Check every line of the records below for the string "karty" and copy the ones that have it.

----------

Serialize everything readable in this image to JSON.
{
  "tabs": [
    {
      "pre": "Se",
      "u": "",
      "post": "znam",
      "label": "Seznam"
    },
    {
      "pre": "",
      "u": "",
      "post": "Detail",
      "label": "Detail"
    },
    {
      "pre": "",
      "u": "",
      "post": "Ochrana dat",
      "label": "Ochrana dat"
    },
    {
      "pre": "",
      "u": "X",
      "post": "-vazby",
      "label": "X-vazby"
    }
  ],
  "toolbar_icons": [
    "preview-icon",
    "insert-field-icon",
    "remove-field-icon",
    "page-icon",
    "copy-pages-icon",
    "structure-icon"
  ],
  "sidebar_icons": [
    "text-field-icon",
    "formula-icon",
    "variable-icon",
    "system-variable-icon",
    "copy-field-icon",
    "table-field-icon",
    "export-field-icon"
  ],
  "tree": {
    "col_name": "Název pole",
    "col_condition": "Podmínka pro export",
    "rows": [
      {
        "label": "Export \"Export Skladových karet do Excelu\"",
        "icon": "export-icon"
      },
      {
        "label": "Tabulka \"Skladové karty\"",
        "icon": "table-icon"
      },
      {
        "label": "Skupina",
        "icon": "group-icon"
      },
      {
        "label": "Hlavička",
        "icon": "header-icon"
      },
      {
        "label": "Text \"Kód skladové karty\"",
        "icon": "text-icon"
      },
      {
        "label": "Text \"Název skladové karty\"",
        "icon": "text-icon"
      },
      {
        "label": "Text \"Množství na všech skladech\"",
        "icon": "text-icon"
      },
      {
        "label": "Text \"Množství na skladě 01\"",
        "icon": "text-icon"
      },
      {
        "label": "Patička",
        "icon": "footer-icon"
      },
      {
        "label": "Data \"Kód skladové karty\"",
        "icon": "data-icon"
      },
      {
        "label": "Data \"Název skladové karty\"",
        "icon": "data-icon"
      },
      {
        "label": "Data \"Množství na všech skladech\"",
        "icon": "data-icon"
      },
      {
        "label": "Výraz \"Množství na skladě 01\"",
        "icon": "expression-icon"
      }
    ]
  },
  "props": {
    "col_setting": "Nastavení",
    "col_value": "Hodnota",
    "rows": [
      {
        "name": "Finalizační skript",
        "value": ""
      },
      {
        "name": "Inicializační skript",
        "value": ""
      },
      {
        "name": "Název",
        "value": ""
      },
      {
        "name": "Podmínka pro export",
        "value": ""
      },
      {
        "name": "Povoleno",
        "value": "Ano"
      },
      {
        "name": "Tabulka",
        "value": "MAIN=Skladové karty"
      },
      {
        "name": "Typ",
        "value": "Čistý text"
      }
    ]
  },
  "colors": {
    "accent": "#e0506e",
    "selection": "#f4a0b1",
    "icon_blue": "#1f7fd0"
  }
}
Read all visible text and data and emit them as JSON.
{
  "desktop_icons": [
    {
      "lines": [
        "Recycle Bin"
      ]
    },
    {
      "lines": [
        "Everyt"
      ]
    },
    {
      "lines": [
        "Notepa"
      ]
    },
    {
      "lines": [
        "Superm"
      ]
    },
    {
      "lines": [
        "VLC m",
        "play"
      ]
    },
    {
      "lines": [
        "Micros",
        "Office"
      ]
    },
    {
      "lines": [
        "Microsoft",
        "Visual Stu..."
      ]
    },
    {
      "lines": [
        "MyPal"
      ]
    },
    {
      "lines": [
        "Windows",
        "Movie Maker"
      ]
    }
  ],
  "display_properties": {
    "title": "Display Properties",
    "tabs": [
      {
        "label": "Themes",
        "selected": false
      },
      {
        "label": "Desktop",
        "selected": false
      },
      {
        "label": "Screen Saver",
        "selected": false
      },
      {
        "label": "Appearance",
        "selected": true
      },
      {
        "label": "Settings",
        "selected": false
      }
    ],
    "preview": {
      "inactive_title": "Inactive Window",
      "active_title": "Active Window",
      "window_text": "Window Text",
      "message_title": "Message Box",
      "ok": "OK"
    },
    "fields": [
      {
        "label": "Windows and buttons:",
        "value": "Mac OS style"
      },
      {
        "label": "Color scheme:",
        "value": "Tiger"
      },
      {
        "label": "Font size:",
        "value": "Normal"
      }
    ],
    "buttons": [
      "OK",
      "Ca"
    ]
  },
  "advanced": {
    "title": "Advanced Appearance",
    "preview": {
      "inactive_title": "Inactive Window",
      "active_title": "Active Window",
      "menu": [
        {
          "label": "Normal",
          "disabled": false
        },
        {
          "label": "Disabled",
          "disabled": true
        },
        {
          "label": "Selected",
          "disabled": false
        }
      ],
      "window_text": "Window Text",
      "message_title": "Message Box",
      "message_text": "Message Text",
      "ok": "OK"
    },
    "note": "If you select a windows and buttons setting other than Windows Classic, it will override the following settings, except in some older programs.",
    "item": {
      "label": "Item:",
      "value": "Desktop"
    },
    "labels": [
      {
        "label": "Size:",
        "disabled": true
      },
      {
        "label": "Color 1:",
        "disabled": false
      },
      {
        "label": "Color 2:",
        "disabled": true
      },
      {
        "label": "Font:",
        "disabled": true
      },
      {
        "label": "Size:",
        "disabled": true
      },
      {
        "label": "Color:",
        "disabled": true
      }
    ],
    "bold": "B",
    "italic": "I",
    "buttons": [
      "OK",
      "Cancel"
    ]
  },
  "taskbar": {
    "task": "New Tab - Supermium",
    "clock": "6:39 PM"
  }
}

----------

## Answer to this problem
        "label": "Tabulka \"Skladové karty\"",
        "label": "Text \"Kód skladové karty\"",
        "label": "Text \"Název skladové karty\"",
        "label": "Data \"Kód skladové karty\"",
        "label": "Data \"Název skladové karty\"",
        "value": "MAIN=Skladové karty"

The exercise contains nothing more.